EXERCISE DIRECTIONS: Restate the records in full, so that each line matches the original exactly.

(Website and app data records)
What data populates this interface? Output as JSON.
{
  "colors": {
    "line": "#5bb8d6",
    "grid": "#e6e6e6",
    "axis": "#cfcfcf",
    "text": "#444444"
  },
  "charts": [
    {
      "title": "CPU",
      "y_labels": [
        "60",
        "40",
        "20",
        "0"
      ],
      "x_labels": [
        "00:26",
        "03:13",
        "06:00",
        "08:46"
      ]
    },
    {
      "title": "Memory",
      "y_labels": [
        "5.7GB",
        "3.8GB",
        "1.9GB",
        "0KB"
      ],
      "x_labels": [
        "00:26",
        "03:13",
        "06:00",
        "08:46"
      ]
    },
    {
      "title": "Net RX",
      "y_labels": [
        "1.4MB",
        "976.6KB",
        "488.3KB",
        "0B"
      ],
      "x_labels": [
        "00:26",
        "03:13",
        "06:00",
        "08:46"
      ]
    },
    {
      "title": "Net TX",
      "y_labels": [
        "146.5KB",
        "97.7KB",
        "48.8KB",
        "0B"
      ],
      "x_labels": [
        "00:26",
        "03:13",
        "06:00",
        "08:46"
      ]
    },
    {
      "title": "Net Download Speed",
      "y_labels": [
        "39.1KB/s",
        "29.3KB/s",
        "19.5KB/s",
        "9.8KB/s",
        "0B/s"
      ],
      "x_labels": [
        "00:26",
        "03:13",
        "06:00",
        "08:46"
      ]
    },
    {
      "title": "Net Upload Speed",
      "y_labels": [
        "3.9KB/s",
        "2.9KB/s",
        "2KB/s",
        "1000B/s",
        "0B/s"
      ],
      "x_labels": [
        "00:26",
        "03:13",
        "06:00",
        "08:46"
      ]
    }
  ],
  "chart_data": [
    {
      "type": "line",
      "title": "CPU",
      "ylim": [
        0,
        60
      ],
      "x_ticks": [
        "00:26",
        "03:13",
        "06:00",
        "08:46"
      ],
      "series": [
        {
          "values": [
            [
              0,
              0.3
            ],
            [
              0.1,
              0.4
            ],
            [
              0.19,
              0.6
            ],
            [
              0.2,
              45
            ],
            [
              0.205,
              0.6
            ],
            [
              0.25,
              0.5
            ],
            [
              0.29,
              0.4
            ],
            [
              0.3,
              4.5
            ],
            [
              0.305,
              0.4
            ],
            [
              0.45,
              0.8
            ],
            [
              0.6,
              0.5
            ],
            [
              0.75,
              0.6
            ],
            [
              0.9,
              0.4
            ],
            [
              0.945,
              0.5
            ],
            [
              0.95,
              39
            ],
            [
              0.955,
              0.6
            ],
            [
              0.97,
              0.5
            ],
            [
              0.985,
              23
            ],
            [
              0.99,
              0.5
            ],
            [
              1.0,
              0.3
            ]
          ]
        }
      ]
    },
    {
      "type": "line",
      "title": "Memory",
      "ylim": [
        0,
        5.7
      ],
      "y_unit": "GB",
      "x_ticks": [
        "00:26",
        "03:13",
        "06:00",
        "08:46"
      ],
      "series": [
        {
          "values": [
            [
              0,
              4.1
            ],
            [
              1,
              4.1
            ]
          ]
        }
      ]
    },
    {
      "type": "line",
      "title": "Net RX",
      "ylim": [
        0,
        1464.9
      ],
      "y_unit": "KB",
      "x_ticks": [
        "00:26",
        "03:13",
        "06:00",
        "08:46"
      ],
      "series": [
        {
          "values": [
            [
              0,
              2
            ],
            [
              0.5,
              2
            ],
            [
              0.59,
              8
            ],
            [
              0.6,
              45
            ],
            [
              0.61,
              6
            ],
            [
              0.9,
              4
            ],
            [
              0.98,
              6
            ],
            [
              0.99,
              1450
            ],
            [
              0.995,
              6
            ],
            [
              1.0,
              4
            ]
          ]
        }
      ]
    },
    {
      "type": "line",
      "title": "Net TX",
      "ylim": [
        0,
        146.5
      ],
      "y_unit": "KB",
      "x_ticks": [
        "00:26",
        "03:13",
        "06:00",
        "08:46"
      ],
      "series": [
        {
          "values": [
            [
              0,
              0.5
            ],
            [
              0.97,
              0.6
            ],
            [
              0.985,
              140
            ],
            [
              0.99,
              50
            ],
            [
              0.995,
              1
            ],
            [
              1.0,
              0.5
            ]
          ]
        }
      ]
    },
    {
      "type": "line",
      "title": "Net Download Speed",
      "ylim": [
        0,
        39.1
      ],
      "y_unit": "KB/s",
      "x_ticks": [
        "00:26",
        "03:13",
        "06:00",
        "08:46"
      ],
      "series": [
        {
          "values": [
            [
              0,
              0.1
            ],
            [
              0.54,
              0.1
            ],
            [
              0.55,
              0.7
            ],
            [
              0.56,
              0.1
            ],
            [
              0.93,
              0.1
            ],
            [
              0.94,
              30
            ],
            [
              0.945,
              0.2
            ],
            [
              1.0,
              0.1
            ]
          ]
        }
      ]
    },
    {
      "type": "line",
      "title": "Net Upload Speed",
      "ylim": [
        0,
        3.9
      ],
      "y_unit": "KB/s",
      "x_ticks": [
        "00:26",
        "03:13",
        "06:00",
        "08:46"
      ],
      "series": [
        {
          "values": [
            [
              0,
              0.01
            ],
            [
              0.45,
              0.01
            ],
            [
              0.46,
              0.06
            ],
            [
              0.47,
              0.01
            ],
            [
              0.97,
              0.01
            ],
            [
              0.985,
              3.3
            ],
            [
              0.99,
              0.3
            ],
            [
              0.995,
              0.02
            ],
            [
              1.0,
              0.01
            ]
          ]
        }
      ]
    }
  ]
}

SOLUTION:
What data populates this interface? Output as JSON.
{
  "colors": {
    "line": "#5bb8d6",
    "grid": "#e6e6e6",
    "axis": "#cfcfcf",
    "text": "#444444"
  },
  "charts": [
    {
      "title": "CPU",
      "y_labels": [
        "60",
        "40",
        "20",
        "0"
      ],
      "x_labels": [
        "00:26",
        "03:13",
        "06:00",
        "08:46"
      ]
    },
    {
      "title": "Memory",
      "y_labels": [
        "5.7GB",
        "3.8GB",
        "1.9GB",
        "0KB"
      ],
      "x_labels": [
        "00:26",
        "03:13",
        "06:00",
        "08:46"
      ]
    },
    {
      "title": "Net RX",
      "y_labels": [
        "1.4MB",
        "976.6KB",
        "488.3KB",
        "0B"
      ],
      "x_labels": [
        "00:26",
        "03:13",
        "06:00",
        "08:46"
      ]
    },
    {
      "title": "Net TX",
      "y_labels": [
        "146.5KB",
        "97.7KB",
        "48.8KB",
        "0B"
      ],
      "x_labels": [
        "00:26",
        "03:13",
        "06:00",
        "08:46"
      ]
    },
    {
      "title": "Net Download Speed",
      "y_labels": [
        "39.1KB/s",
        "29.3KB/s",
        "19.5KB/s",
        "9.8KB/s",
        "0B/s"
      ],
      "x_labels": [
        "00:26",
        "03:13",
        "06:00",
        "08:46"
      ]
    },
    {
      "title": "Net Upload Speed",
      "y_labels": [
        "3.9KB/s",
        "2.9KB/s",
        "2KB/s",
        "1000B/s",
        "0B/s"
      ],
      "x_labels": [
        "00:26",
        "03:13",
        "06:00",
        "08:46"
      ]
    }
  ],
  "chart_data": [
    {
      "type": "line",
      "title": "CPU",
      "ylim": [
        0,
        60
      ],
      "x_ticks": [
        "00:26",
        "03:13",
        "06:00",
        "08:46"
      ],
      "series": [
        {
          "values": [
            [
              0,
              0.3
            ],
            [
              0.1,
              0.4
            ],
            [
              0.19,
              0.6
            ],
            [
              0.2,
              45
            ],
            [
              0.205,
              0.6
            ],
            [
              0.25,
              0.5
            ],
            [
              0.29,
              0.4
            ],
            [
              0.3,
              4.5
            ],
            [
              0.305,
              0.4
            ],
            [
              0.45,
              0.8
            ],
            [
              0.6,
              0.5
            ],
            [
              0.75,
              0.6
            ],
            [
              0.9,
              0.4
            ],
            [
              0.945,
              0.5
            ],
            [
              0.95,
              39
            ],
            [
              0.955,
              0.6
            ],
            [
              0.97,
              0.5
            ],
            [
              0.985,
              23
            ],
            [
              0.99,
              0.5
            ],
            [
              1.0,
              0.3
            ]
          ]
        }
      ]
    },
    {
      "type": "line",
      "title": "Memory",
      "ylim": [
        0,
        5.7
      ],
      "y_unit": "GB",
      "x_ticks": [
        "00:26",
        "03:13",
        "06:00",
        "08:46"
      ],
      "series": [
        {
          "values": [
            [
              0,
              4.1
            ],
            [
              1,
              4.1
            ]
          ]
        }
      ]
    },
    {
      "type": "line",
      "title": "Net RX",
      "ylim": [
        0,
        1464.9
      ],
      "y_unit": "KB",
      "x_ticks": [
        "00:26",
        "03:13",
        "06:00",
        "08:46"
      ],
      "series": [
        {
          "values": [
            [
              0,
              2
            ],
            [
              0.5,
              2
            ],
            [
              0.59,
              8
            ],
            [
              0.6,
              45
            ],
            [
              0.61,
              6
            ],
            [
              0.9,
              4
            ],
            [
              0.98,
              6
            ],
            [
              0.99,
              1450
            ],
            [
              0.995,
              6
            ],
            [
              1.0,
              4
            ]
          ]
        }
      ]
    },
    {
      "type": "line",
      "title": "Net TX",
      "ylim": [
        0,
        146.5
      ],
      "y_unit": "KB",
      "x_ticks": [
        "00:26",
        "03:13",
        "06:00",
        "08:46"
      ],
      "series": [
        {
          "values": [
            [
              0,
              0.5
            ],
            [
              0.97,
              0.6
            ],
            [
              0.985,
              140
            ],
            [
              0.99,
              50
            ],
            [
              0.995,
              1
            ],
            [
              1.0,
              0.5
            ]
          ]
        }
      ]
    },
    {
      "type": "line",
      "title": "Net Download Speed",
      "ylim": [
        0,
        39.1
      ],
      "y_unit": "KB/s",
      "x_ticks": [
        "00:26",
        "03:13",
        "06:00",
        "08:46"
      ],
      "series": [
        {
          "values": [
            [
              0,
              0.1
            ],
            [
              0.54,
              0.1
            ],
            [
              0.55,
              0.7
            ],
            [
              0.56,
              0.1
            ],
            [
              0.93,
              0.1
            ],
            [
              0.94,
              30
            ],
            [
              0.945,
              0.2
            ],
            [
              1.0,
              0.1
            ]
          ]
        }
      ]
    },
    {
      "type": "line",
      "title": "Net Upload Speed",
      "ylim": [
        0,
        3.9
      ],
      "y_unit": "KB/s",
      "x_ticks": [
        "00:26",
        "03:13",
        "06:00",
        "08:46"
      ],
      "series": [
        {
          "values": [
            [
              0,
              0.01
            ],
            [
              0.45,
              0.01
            ],
            [
              0.46,
              0.06
            ],
            [
              0.47,
              0.01
            ],
            [
              0.97,
              0.01
            ],
            [
              0.985,
              3.3
            ],
            [
              0.99,
              0.3
            ],
            [
              0.995,
              0.02
            ],
            [
              1.0,
              0.01
            ]
          ]
        }
      ]
    }
  ]
}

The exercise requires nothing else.